And that precisely is the meaning of the word, “Holy.”  To be Holy actually means to be set apart.  Why is something sacred, because it is “set apart” from other, worldly things.  In salvation history, we call the Israelites God’s Holy People because they were “set apart” from the other nations to proclaim the one true God to all the earth; the people of Israel were to witness to God’s power to save, they were share the commandments and this unique way of life that made for true freedom and peace; from Israel was to come the Messiah and the fulfillment of God’s promises.  Israel therefore was set apart, was made holy by God.  The first reading today, reminds them of this their role: be different, be set apart, “be Holy for I the Lord your God are holy,” who is himself indeed set apart from much of the bloodthirsty and illusory gods of history. 
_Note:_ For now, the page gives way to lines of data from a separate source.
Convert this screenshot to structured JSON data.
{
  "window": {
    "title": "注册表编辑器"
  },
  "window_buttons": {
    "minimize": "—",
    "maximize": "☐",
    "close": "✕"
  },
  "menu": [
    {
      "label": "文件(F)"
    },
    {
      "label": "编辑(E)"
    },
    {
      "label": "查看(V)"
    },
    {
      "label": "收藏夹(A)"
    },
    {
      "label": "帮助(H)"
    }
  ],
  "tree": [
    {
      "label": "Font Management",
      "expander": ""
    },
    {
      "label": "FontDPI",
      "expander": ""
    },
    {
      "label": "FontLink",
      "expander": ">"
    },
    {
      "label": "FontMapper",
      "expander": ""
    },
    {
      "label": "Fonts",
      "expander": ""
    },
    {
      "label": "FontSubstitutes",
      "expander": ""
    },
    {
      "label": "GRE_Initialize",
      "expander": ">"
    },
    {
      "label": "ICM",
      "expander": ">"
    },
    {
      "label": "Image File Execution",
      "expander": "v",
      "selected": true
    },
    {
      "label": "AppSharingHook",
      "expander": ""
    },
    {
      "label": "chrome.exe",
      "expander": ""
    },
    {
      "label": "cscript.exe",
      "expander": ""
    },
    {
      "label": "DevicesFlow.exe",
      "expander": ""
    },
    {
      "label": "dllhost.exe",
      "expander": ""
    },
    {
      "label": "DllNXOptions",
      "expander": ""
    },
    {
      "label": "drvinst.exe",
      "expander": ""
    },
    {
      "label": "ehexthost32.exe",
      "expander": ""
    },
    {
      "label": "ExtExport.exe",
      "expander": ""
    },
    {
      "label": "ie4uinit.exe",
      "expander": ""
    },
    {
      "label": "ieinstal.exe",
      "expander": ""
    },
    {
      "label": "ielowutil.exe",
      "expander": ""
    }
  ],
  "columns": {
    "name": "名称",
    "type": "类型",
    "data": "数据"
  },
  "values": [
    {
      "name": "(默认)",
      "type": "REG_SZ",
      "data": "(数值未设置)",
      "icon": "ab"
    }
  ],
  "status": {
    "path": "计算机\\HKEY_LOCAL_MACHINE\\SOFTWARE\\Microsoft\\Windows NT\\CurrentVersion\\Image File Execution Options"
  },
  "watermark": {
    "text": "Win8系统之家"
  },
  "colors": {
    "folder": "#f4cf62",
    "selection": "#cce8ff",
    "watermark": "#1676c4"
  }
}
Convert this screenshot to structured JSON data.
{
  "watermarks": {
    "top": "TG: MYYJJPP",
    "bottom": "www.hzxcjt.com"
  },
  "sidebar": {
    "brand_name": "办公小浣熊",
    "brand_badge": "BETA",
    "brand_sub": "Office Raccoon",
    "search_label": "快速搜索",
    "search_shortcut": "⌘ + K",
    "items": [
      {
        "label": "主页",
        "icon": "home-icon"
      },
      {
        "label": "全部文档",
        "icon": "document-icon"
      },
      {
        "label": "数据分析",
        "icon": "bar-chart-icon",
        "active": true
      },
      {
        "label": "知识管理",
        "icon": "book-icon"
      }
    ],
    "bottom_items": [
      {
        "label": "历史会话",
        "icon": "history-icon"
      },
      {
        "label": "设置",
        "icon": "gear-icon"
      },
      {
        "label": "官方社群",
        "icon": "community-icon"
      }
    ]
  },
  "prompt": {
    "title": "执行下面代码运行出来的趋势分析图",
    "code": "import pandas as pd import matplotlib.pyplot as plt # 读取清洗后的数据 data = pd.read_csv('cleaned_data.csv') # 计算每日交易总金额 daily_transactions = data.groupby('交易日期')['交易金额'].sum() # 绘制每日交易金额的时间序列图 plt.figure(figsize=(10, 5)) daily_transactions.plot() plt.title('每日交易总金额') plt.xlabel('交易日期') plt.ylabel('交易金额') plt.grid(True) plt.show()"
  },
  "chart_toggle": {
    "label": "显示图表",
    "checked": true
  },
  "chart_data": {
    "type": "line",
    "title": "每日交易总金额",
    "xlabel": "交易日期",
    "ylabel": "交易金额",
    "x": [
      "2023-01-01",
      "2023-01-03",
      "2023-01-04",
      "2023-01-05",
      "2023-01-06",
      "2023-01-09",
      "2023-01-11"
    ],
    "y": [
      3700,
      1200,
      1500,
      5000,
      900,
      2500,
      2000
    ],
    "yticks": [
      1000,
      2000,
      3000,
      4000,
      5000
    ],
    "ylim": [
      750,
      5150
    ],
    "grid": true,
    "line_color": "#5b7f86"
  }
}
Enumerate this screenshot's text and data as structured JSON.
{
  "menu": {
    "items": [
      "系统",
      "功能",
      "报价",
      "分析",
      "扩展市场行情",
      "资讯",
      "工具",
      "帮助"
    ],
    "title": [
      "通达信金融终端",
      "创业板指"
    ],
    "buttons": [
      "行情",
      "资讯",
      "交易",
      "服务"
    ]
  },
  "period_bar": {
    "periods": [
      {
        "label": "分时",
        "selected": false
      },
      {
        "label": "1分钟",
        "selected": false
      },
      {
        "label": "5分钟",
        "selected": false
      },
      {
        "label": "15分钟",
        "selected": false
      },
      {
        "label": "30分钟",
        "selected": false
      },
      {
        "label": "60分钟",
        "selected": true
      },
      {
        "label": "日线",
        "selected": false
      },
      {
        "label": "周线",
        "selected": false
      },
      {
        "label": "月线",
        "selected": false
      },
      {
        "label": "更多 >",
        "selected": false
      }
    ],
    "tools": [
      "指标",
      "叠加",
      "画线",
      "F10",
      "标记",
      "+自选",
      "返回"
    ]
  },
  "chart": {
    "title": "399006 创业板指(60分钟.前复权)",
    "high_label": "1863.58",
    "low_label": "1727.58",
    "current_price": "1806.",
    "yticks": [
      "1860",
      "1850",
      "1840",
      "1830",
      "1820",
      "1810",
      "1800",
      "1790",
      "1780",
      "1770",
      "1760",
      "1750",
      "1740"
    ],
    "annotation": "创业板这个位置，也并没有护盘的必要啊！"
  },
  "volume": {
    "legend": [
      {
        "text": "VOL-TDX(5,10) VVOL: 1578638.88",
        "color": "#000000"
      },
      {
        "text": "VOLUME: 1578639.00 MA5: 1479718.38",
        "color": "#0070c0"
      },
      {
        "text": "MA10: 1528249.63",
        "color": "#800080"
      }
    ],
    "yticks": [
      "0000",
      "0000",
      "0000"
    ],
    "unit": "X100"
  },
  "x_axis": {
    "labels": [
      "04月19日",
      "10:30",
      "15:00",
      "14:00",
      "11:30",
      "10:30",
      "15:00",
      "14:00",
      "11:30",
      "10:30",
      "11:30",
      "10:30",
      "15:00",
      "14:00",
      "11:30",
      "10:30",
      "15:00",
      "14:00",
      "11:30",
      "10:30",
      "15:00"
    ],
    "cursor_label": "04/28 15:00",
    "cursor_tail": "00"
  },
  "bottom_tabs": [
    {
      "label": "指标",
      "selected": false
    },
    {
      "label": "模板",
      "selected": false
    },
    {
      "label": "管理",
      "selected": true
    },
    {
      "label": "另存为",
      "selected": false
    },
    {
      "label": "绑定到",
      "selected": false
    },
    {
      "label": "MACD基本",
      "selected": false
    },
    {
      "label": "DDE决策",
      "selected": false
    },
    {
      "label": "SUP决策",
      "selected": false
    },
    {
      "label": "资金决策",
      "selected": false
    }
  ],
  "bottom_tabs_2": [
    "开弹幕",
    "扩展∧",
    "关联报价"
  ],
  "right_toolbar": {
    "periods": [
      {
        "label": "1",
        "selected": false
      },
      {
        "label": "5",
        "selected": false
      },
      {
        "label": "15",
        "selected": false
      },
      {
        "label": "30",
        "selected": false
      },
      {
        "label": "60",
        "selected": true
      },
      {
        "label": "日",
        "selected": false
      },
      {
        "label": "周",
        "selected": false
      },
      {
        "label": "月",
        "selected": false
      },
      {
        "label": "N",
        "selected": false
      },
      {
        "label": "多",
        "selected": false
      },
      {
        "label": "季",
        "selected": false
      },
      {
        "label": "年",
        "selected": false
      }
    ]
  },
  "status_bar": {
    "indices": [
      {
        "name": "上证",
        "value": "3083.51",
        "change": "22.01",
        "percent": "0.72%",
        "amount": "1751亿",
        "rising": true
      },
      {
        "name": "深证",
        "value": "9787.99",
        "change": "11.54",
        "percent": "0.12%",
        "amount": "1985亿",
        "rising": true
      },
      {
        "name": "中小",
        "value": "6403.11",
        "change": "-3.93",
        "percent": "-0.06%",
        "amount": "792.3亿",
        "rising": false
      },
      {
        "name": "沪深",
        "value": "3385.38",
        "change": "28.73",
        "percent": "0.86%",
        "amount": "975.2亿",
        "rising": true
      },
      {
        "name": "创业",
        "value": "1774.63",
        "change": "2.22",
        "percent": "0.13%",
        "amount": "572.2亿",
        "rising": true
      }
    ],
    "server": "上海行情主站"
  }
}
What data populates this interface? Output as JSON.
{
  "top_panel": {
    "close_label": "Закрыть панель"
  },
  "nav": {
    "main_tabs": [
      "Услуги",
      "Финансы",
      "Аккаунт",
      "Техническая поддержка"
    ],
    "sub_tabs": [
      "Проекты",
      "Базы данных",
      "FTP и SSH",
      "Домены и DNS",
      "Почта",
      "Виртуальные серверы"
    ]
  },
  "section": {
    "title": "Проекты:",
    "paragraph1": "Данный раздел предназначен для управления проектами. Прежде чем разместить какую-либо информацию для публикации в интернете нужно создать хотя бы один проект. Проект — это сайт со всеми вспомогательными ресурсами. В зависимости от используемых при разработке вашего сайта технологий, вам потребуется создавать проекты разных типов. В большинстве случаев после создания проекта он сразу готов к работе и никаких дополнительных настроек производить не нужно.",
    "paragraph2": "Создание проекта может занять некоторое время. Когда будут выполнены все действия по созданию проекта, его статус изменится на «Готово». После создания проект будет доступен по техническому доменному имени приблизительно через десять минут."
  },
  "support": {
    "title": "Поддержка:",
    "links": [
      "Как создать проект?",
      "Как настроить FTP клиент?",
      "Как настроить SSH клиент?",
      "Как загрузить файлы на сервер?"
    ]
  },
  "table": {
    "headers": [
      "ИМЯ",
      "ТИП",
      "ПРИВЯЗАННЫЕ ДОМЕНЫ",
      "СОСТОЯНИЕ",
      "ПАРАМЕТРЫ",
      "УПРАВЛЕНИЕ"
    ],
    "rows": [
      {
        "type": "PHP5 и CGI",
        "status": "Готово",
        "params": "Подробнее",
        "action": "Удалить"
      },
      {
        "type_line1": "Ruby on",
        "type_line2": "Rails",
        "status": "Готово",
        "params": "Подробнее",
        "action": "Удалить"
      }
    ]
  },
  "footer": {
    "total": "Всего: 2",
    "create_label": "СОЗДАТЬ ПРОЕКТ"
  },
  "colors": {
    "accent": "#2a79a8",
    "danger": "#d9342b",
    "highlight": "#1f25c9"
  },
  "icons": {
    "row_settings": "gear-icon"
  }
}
 This same God became incarnate in Jesus Christ, as the Word was made flesh and dwells among us.  And so, from there the love of God was revealed to us in a new and definitive way when Jesus made a new covenant at the Last Supper, in his sacrifice on Calvary, in his resurrection on Easter Morning.  His divine love opened up a new life, a different life, an eternal life.  At our baptism, we received a share in this new life, this different life, and so we were set apart, we were made holy, and charged to be true to that lifestyle by following in Jesus’ way of life through our discipleship.  Concretely, very practically we ask, what makes Jesus’ way of life unique?  What is characteristic of a Christian lifestyle that sets us apart?  That is answered for us in the readings of today: Christians are set apart by their love, which is characterized by a super-abundance.  A love that is not calculated, that is not transactional, that does not focus on the minimum or even what is reasonably expected of us.  It is a love that is modeled after the perfect love of Jesus who was willing to sacrifice everything and offer even his very self in the service of another.  It is modeled after the love of Jesus who was stripped of his clothes, who turned the other cheek, who forgave those who crucified him, who welcomed strangers as well as his friends, who generously gave to those who asked, who prays for us all unceasingly, who travelled from heaven to earth to hell and back going the extra mile out of love for us.  Just as we do enough we are called to do more.  This is the kind of super-abundant, generous people we are striving to live and become.  We are not called to settle for less.  We are striving to be set apart, to be holy as God is holy, to be perfect as Jesus is perfect.  St. Paul reminds us that the wisdom of this age is foolish because it plays to that notion of I just want to be like everyone else, and have what they have.  But already know that doesn’t get us anywhere – that doesn’t make us happy.  Those who are wise would ask themselves, “What would Jesus do? And model their life after his.”  We are at our best selves when we follow Jesus and belong to him and not to the world.   Today’s readings give us something more of a commandment from Jesus.  It is direct, concrete, straightforward.  It is striking and unsettling to hear.  It is harder still to do.  Looking around we know that no one is perfect.  Looking at ourselves is more uncomfortable to know that we haven’t been the difference makers, the light of the world, the holy people that Jesus calls us to be, but instead have blended in and avoided the task, and have settled for less.  I’m sorry that this is not a feel-good kind of talk.  There is an opportunity to reclaim this a little bit as we soon embark on our journey of Lent, something the rest of the world doesn’t do.  It’s a chance for us to reclaim some of our holiness and practice and work on these instructions of Jesus today.  There is a priest who for his homily, said simply: “love one another as Christ loved us,” and then sat down.  He did this week after week after week.  It was nice at first, a short homily, a chance to get out for dinner or breakfast early, but it got old and boring fast.  “Why don’t you say anything different?” his parishioners asked.  The priest replied, “I’m going to keep saying the same thing until you start actually living differently: love one another… as Christ loved us.” Be different, be set apart, be holy for I, the LORD, your God, am holy.

Readings for Sunday, February 19, 2023